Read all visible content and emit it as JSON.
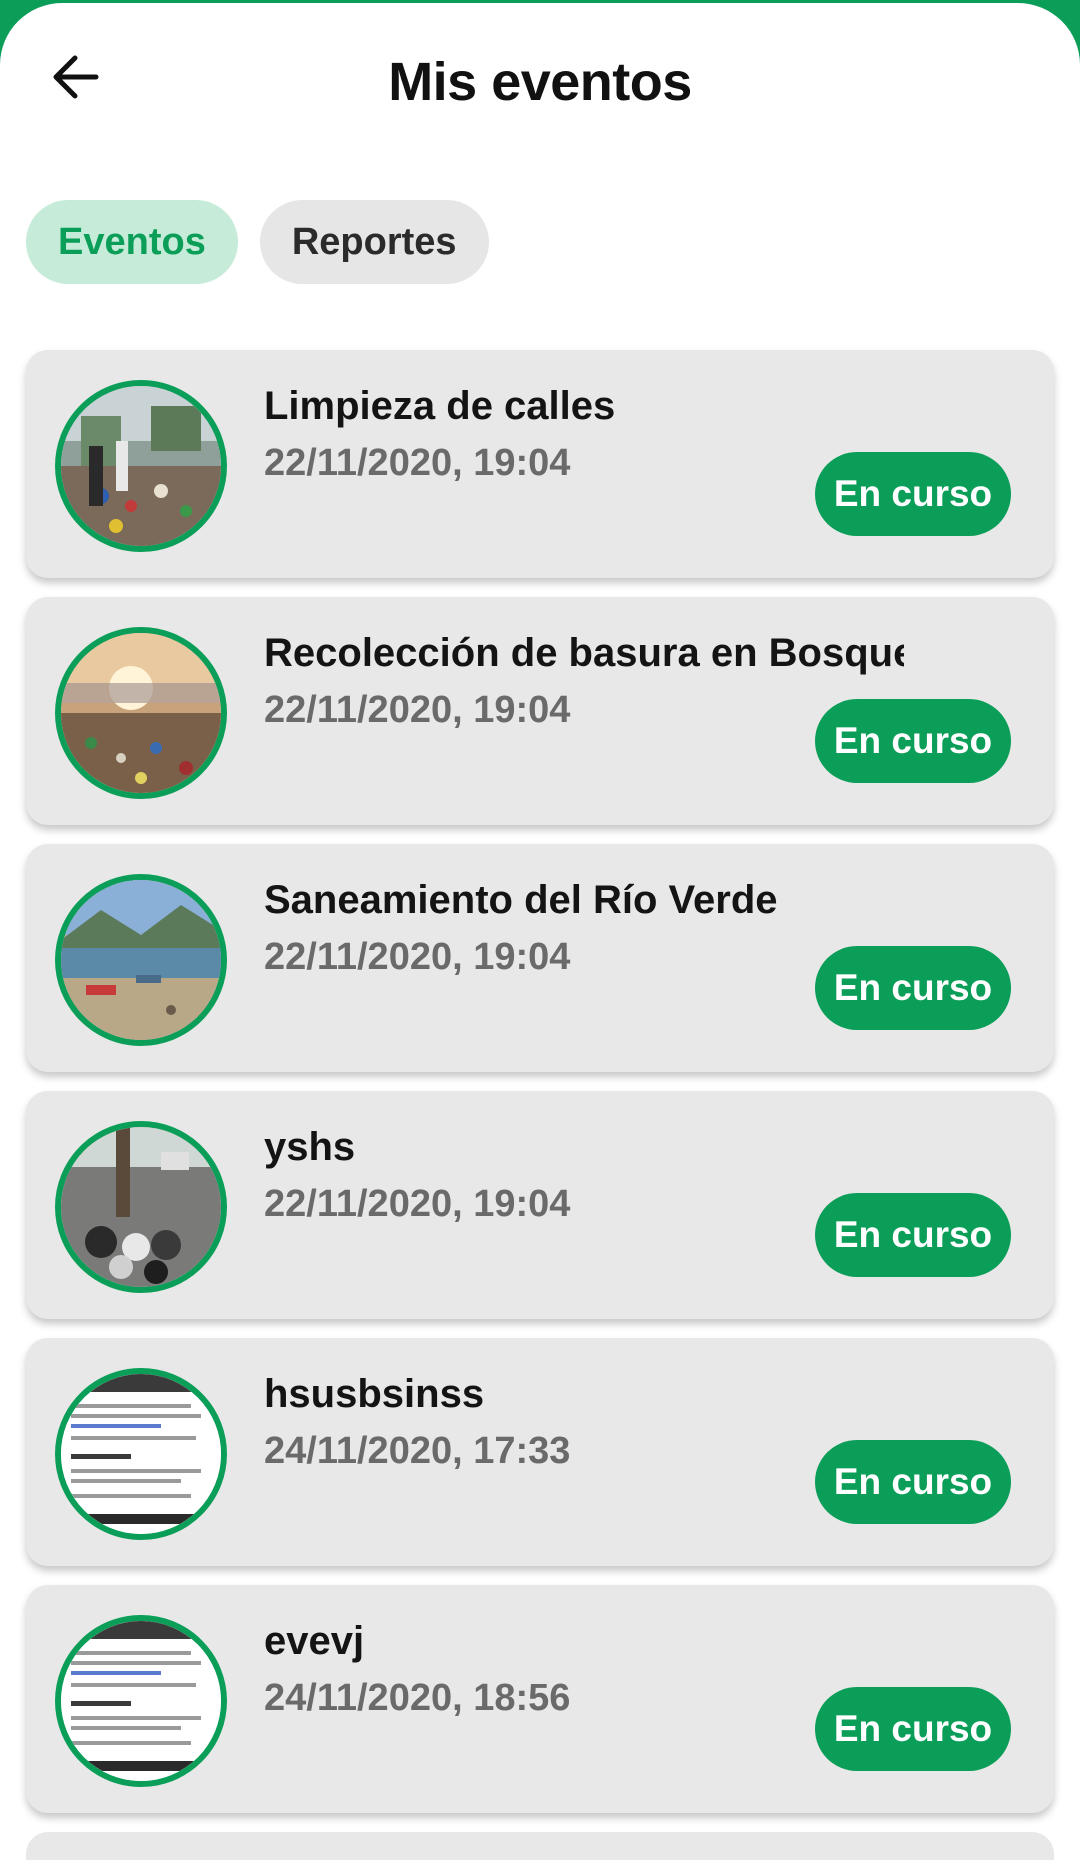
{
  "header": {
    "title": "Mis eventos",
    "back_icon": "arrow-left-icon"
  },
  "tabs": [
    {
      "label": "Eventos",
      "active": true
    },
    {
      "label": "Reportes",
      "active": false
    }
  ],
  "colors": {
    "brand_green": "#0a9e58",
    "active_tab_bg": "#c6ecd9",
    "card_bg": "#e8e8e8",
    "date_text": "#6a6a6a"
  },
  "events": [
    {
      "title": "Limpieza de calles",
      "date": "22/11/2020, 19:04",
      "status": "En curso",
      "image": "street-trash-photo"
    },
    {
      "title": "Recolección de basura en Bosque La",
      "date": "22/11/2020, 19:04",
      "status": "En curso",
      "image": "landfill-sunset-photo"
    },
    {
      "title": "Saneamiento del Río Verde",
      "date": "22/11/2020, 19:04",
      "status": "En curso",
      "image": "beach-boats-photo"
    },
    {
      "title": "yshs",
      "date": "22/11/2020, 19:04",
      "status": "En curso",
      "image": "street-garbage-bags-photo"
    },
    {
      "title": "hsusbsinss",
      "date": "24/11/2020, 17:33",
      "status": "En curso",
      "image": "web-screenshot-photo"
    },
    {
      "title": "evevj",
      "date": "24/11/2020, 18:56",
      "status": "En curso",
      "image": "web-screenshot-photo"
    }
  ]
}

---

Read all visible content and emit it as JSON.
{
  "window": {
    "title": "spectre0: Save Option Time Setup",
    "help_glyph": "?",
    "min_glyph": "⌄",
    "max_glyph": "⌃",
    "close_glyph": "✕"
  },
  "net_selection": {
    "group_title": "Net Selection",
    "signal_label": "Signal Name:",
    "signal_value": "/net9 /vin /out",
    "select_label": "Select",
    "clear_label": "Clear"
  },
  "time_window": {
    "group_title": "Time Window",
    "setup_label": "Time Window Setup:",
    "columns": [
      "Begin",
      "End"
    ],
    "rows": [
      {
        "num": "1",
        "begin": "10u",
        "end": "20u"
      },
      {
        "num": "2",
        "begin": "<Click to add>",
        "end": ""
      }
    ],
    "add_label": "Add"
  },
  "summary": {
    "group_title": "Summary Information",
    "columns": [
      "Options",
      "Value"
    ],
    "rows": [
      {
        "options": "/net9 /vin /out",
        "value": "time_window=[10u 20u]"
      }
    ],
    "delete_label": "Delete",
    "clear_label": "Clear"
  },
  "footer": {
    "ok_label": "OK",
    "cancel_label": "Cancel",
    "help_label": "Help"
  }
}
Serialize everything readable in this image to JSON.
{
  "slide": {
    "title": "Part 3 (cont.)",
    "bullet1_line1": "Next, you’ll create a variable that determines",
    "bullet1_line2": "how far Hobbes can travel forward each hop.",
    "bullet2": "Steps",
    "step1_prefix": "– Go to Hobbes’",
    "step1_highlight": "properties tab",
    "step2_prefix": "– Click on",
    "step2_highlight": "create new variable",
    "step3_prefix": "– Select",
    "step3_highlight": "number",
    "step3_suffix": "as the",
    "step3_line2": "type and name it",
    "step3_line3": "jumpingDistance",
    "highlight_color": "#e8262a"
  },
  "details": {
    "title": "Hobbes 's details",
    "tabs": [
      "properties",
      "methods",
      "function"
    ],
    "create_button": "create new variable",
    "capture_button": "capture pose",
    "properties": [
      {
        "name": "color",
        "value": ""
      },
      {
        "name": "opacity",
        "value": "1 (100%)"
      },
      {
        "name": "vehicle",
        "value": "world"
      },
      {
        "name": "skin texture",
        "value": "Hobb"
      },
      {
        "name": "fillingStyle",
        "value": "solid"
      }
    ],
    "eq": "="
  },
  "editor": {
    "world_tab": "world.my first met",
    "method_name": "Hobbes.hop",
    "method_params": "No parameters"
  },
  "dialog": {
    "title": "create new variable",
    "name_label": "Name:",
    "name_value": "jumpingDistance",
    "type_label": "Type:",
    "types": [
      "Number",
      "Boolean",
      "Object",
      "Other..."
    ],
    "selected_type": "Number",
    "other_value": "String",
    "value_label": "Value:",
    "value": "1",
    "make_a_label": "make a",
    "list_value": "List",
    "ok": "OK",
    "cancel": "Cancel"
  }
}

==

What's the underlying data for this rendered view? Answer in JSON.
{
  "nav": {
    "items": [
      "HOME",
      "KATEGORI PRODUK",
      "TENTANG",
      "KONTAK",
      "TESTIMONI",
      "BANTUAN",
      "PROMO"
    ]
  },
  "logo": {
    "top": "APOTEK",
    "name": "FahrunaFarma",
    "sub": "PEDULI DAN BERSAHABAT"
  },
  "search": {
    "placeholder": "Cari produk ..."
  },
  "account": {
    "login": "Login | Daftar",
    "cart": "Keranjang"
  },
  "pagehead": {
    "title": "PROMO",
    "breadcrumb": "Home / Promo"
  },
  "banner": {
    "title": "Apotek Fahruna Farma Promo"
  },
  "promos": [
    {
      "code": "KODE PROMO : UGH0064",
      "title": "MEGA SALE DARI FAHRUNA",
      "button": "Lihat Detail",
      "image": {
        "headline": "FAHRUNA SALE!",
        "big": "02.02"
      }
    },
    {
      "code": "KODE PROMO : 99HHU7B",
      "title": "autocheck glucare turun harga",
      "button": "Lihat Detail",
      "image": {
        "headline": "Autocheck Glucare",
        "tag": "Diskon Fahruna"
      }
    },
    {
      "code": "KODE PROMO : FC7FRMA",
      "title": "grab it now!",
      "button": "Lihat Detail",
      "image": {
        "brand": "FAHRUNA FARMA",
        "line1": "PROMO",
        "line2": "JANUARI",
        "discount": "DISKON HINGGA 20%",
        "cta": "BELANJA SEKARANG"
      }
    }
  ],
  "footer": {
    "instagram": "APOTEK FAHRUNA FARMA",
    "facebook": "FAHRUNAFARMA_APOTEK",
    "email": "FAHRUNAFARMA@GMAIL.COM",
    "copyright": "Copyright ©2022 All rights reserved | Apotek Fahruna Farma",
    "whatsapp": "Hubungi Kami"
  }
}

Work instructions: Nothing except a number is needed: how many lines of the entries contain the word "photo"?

Result for this exercise: 6